In an interview with VRT Radio 1’s morning news and current affairs programme ‘De ochtend’, the National Drugs Commissioner Ine Van Wymersch has said that close cooperation between all agencies is essential if the drug problem in Brussels is to be bought under control. Also essential is that sufficient staff and resources are provided. There is currently no money for this. However, Ms Wymersch suggest a "creative solution in the form of "drug fund" such as what currently exists in Spain. Through such a fund, the money that is confiscated from the criminals involved in the drugs trade must flow back to the judiciary, the police and social workers that deal with those whose lives have been ruined by drugs.
She added that “We have to tackle the drug problem at its roots". Ms Van Wymersch went onto say that focusing solely on enforcement will not solve the problem. "It makes no sense for the police to arrest users and then release them a few hours later, because the case isn’t strong enough for a prosecution”.
The Drugs Commissioner sees three areas that are important if we want to get the drug problem in Belgium under control: "Firstly, there is enforcement: the police and the judiciary.

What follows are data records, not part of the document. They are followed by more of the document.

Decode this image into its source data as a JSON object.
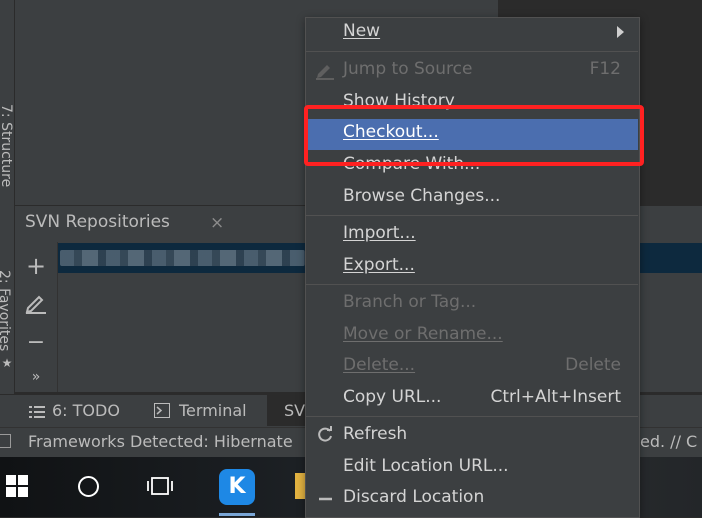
{
  "side_rail": {
    "structure_label": "7: Structure",
    "favorites_label": "2: Favorites"
  },
  "svn_panel": {
    "title": "SVN Repositories",
    "close_glyph": "×",
    "tools": [
      "+",
      "−",
      "»"
    ]
  },
  "bottom_tabs": {
    "todo": "6: TODO",
    "terminal": "Terminal",
    "svn": "SV"
  },
  "status_bar": {
    "text": "Frameworks Detected: Hibernate",
    "tail": "ed. // C"
  },
  "context_menu": {
    "items": [
      {
        "label": "New",
        "shortcut": "",
        "enabled": true,
        "submenu": true
      },
      {
        "label": "Jump to Source",
        "shortcut": "F12",
        "enabled": false
      },
      {
        "label": "Show History",
        "shortcut": "",
        "enabled": true
      },
      {
        "label": "Checkout...",
        "shortcut": "",
        "enabled": true,
        "selected": true
      },
      {
        "label": "Compare With...",
        "shortcut": "",
        "enabled": true
      },
      {
        "label": "Browse Changes...",
        "shortcut": "",
        "enabled": true
      },
      {
        "label": "Import...",
        "shortcut": "",
        "enabled": true
      },
      {
        "label": "Export...",
        "shortcut": "",
        "enabled": true
      },
      {
        "label": "Branch or Tag...",
        "shortcut": "",
        "enabled": false
      },
      {
        "label": "Move or Rename...",
        "shortcut": "",
        "enabled": false
      },
      {
        "label": "Delete...",
        "shortcut": "Delete",
        "enabled": false
      },
      {
        "label": "Copy URL...",
        "shortcut": "Ctrl+Alt+Insert",
        "enabled": true
      },
      {
        "label": "Refresh",
        "shortcut": "",
        "enabled": true
      },
      {
        "label": "Edit Location URL...",
        "shortcut": "",
        "enabled": true
      },
      {
        "label": "Discard Location",
        "shortcut": "",
        "enabled": true
      }
    ]
  },
  "taskbar": {
    "kugou_letter": "K"
  },
  "colors": {
    "selection": "#4b6eaf",
    "highlight_box": "#ff2121",
    "panel_bg": "#3c3f41"
  }
}
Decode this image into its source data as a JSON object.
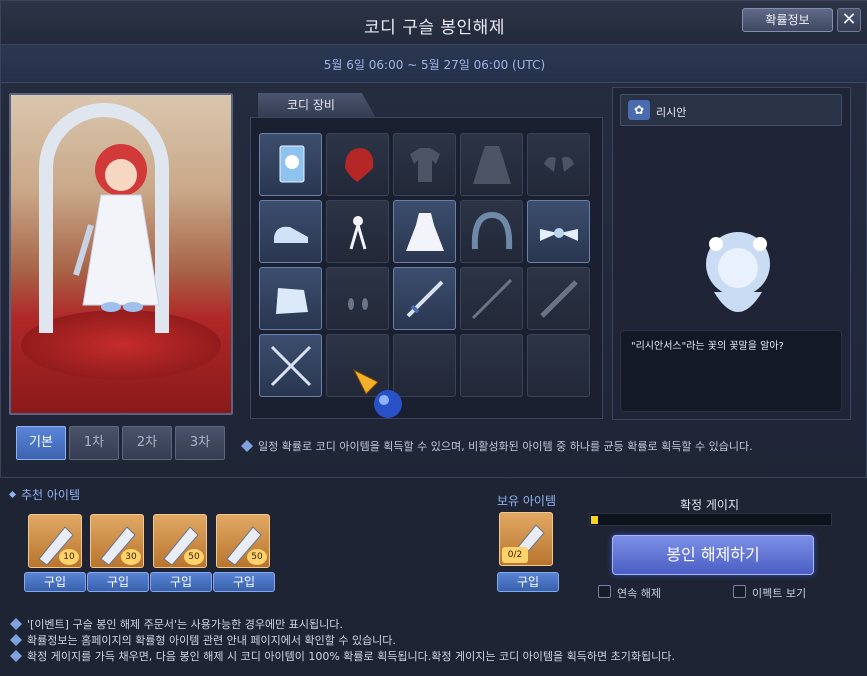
{
  "window": {
    "title": "코디 구슬 봉인해제",
    "prob_button": "확률정보",
    "close_glyph": "✕",
    "period": "5월 6일 06:00 ~ 5월 27일 06:00 (UTC)"
  },
  "equipment": {
    "tab_label": "코디 장비",
    "grade_tabs": [
      "기본",
      "1차",
      "2차",
      "3차"
    ],
    "active_grade": "기본",
    "info": "일정 확률로 코디 아이템을 획득할 수 있으며, 비활성화된 아이템 중 하나를 균등 확률로 획득할 수 있습니다.",
    "slots": [
      "card",
      "hair",
      "top",
      "overall",
      "gloves",
      "shoes",
      "ribbon",
      "dress",
      "wreath",
      "bow",
      "cape",
      "earring",
      "sword",
      "spear",
      "blade",
      "crossed-swords",
      "empty",
      "empty",
      "empty",
      "empty"
    ]
  },
  "pet": {
    "name": "리시안",
    "quote": "\"리시안서스\"라는 꽃의 꽃말을 알아?"
  },
  "recommended": {
    "title": "추천 아이템",
    "items": [
      {
        "count": "10",
        "buy": "구입"
      },
      {
        "count": "30",
        "buy": "구입"
      },
      {
        "count": "50",
        "buy": "구입"
      },
      {
        "count": "50",
        "buy": "구입"
      }
    ]
  },
  "owned": {
    "title": "보유 아이템",
    "count": "0/2",
    "buy": "구입"
  },
  "gauge": {
    "title": "확정 게이지",
    "fill_fraction": 0.03,
    "color": "#f4d22a"
  },
  "actions": {
    "unseal": "봉인 해제하기",
    "continuous": "연속 해제",
    "effect": "이펙트 보기"
  },
  "notes": [
    "'[이벤트] 구슬 봉인 해제 주문서'는 사용가능한 경우에만 표시됩니다.",
    "확률정보는 홈페이지의 확률형 아이템 관련 안내 페이지에서 확인할 수 있습니다.",
    "확정 게이지를 가득 채우면, 다음 봉인 해제 시 코디 아이템이 100% 확률로 획득됩니다.확정 게이지는 코디 아이템을 획득하면 초기화됩니다."
  ]
}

In addition to this assistance and prevention also play an important role. Finally, there is infrastructure. "
Ine Van Wymersch believes that focusing solely on enforcement is not the solution? "I think everyone realises that these people are in a vulnerable situation and that the solution will not only come from the police and the judiciary. Their role is to support those that offer help and assistance on the ground so that they can do their job in safety."

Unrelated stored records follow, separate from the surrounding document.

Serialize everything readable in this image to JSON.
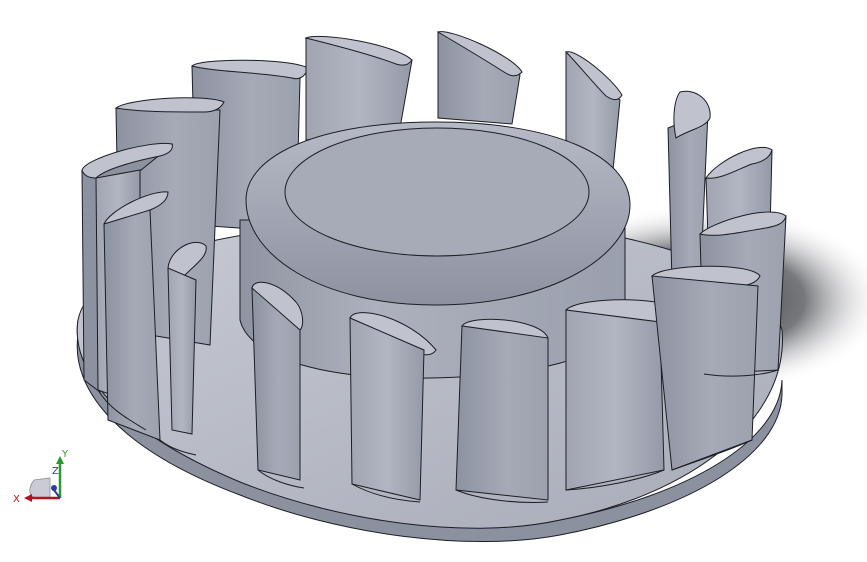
{
  "viewport": {
    "background": "#ffffff",
    "model_color": "#a9aebd",
    "edge_color": "#1c1e24"
  },
  "triad": {
    "x_label": "X",
    "y_label": "Y",
    "z_label": "Z",
    "x_color": "#b3131b",
    "y_color": "#2a9a2a",
    "z_color": "#2b3f9e"
  }
}
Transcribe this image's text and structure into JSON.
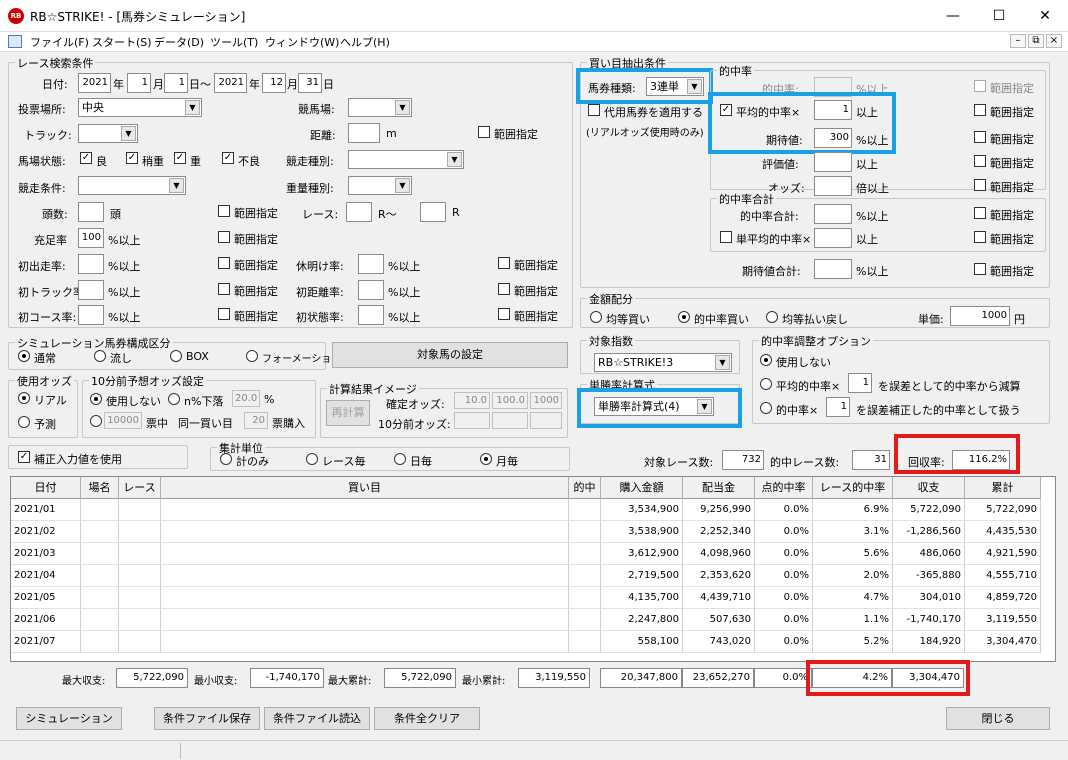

Extra money is needed to ensure that all the relevant agencies involved can do their job. "Everyone is asking for more staff and more resources. But there is not enough money available and so we have to be creative”, the Drug Commissioner said.
For example, she refers to Spain where they have a "drug fund". "The criminals’ money flows back through the fund to the agencies that help people with drug issues and also to the police and the judiciary."
The Drugs Commissioners’ office is currently examining, amongst other things, how such a fund would work here in Belgium. It will present the government and the National Security Council with its findings soon.
"If the proposal is included in the agreement between the parties that form the next government, we can start working on it during the next legislature and make structural changes."
Brussels-South and Brussels-North
In Brussels, crack in particular appears to be a major problem. "It’s the drug of the poor. They use it to escape reality for a while. But after the ‘high’ the ‘crash’ comes almost immediately."
This problem becomes painfully clear in and around the Brussels-South and Brussels-North railway stations. "Travellers often see people lying on the floor who are completely out of their mind. Long-term users also start to hallucinate and then wander around the corridors of the station in confusion."
The drug use often leads to crime. "It’s an addiction. People live from dose to dose and commit crimes to get to the next dose faster." Or they beg. "Because not all users end up committing crimes. But begging also causes nuisance in the station and its environs."
Ms Van Wymersch suggests adapting station buildings by for example reducing the number of points of entry/exit and reducing the number of places that might be attractive to dealers that wish to conceal drugs. She told VRT News that "We have asked Infrabel and NMBS to take a closer look at the infrastructure at the stations".